Search the entries below for the word "camera" and copy each line that has it.

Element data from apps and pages
|---|
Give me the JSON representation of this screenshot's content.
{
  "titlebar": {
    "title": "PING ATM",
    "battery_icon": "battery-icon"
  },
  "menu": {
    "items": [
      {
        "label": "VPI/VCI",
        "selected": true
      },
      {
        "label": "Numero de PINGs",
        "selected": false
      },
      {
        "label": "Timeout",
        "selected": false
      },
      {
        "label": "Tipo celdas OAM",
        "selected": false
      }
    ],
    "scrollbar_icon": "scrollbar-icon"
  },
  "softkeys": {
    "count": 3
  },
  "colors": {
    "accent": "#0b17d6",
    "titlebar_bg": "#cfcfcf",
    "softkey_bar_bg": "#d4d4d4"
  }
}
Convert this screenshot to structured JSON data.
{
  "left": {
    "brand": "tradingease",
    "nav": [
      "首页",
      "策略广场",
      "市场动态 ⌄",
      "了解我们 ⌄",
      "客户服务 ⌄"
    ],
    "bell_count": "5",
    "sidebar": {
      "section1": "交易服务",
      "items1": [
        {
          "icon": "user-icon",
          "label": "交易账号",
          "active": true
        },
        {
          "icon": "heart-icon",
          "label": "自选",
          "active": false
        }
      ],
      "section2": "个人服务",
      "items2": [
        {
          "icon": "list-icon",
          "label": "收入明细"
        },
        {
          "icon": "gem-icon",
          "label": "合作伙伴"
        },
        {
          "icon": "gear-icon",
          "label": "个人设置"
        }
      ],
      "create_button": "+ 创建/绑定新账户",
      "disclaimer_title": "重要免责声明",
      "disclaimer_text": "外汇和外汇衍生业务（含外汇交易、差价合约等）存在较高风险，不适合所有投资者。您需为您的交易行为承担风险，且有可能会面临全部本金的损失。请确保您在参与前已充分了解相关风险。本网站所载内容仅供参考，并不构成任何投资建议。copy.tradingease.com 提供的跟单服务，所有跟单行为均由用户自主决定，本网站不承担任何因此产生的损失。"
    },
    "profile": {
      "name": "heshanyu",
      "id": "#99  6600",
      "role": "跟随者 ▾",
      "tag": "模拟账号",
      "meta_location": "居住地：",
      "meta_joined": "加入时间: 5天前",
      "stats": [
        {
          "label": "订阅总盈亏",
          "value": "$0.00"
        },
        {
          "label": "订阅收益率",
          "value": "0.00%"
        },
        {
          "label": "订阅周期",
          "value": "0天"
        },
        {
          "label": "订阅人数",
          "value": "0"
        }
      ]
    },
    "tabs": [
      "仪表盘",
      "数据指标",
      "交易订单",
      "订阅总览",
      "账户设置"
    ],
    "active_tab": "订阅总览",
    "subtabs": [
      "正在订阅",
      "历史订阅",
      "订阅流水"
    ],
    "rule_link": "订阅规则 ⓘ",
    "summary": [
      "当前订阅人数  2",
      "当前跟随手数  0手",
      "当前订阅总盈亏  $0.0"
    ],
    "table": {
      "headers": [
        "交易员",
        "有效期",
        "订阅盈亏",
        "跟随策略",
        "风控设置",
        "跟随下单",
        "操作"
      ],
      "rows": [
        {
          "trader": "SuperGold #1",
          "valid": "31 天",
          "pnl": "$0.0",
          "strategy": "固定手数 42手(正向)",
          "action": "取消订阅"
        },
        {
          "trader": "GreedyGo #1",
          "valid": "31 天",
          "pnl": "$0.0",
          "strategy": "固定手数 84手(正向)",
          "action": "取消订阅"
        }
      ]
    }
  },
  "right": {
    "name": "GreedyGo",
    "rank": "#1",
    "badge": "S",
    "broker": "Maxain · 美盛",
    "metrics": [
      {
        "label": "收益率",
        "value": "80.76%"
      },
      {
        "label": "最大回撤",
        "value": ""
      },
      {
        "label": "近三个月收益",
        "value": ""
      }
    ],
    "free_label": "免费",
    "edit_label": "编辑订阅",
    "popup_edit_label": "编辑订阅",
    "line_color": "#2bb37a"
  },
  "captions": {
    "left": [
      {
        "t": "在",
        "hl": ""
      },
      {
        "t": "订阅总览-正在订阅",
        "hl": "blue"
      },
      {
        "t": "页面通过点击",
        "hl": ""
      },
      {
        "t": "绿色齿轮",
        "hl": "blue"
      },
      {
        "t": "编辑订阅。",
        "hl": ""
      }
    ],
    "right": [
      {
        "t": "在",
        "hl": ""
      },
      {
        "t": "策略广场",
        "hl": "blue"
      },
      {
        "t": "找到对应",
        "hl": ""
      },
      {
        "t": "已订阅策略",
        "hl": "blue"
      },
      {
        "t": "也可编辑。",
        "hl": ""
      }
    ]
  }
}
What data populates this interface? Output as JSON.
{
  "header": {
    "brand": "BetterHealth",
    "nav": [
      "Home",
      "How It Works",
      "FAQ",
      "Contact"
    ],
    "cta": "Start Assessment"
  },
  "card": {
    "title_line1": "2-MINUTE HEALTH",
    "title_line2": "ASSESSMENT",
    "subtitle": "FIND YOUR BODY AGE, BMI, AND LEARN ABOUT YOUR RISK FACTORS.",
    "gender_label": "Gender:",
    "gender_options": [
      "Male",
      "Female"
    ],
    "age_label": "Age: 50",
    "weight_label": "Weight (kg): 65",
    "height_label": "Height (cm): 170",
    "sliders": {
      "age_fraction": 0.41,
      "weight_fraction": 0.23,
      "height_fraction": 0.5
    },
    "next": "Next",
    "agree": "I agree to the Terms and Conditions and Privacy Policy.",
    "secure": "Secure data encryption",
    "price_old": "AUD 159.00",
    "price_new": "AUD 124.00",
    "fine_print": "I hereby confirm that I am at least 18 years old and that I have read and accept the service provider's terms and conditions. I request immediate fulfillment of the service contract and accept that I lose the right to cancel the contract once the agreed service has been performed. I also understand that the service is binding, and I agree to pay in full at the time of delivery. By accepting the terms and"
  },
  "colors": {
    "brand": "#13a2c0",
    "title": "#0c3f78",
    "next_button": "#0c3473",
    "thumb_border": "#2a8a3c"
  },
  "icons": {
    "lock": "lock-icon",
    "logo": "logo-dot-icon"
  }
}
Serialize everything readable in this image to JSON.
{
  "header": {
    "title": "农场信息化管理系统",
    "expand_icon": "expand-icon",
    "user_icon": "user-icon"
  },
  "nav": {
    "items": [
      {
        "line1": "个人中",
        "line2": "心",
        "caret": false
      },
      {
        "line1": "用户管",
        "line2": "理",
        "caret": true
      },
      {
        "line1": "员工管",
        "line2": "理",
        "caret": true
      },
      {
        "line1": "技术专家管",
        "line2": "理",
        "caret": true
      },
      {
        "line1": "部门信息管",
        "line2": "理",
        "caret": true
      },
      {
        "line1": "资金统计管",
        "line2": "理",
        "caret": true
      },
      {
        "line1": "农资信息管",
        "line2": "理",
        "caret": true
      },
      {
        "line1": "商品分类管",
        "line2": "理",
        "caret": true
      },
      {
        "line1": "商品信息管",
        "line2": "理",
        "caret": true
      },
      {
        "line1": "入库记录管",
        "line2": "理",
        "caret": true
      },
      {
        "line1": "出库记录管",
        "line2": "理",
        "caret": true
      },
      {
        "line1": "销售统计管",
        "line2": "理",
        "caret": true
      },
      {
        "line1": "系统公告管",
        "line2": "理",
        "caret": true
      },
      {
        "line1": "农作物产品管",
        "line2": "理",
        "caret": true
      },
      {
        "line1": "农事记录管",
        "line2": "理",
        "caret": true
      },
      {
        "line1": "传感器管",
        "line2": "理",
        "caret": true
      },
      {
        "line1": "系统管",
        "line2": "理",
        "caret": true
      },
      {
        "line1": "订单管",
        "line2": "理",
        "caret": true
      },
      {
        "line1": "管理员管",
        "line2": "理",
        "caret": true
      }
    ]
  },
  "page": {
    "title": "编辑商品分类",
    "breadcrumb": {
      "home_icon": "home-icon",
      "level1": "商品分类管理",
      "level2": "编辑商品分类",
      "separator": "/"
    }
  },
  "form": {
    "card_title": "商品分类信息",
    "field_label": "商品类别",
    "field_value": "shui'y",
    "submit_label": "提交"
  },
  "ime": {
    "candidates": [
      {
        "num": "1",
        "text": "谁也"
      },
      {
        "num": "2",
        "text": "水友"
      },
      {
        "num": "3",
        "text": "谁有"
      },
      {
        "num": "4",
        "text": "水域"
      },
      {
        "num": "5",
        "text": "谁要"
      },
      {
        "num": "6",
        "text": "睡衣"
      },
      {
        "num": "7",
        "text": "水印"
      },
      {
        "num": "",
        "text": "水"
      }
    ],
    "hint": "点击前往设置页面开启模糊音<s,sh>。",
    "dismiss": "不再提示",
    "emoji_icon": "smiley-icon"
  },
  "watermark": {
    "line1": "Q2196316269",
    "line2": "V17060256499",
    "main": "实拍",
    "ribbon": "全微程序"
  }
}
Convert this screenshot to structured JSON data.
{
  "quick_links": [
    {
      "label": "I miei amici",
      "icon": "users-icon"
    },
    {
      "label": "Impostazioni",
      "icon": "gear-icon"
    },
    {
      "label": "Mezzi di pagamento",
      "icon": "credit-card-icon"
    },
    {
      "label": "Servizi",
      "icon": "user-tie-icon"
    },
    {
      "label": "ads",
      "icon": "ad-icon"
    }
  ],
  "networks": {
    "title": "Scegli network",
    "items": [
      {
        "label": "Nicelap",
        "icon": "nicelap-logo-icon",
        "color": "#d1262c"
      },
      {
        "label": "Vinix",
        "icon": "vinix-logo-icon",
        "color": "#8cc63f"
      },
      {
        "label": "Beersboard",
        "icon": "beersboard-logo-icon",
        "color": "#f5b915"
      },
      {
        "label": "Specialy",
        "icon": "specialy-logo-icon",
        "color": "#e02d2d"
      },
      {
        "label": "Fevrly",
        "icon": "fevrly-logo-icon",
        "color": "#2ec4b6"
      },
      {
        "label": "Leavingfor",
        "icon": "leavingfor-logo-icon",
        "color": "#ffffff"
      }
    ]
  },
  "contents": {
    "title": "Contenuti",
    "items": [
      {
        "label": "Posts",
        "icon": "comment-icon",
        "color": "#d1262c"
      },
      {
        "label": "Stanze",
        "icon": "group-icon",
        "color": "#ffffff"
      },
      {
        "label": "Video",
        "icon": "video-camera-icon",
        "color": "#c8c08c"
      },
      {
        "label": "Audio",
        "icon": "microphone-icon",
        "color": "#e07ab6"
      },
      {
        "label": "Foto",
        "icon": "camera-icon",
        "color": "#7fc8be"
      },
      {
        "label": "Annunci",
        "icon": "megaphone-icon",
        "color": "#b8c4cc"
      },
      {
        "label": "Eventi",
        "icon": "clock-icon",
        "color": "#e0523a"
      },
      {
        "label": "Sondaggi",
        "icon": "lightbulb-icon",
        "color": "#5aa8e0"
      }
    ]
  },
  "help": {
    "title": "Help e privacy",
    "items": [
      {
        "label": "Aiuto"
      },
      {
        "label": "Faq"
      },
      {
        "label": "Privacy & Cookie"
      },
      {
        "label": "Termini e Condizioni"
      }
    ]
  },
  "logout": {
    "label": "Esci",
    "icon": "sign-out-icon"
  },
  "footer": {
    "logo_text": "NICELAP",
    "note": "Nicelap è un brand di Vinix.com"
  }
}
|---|
-- PROBLEM SOLUTION --
        "icon": "video-camera-icon",
        "icon": "camera-icon",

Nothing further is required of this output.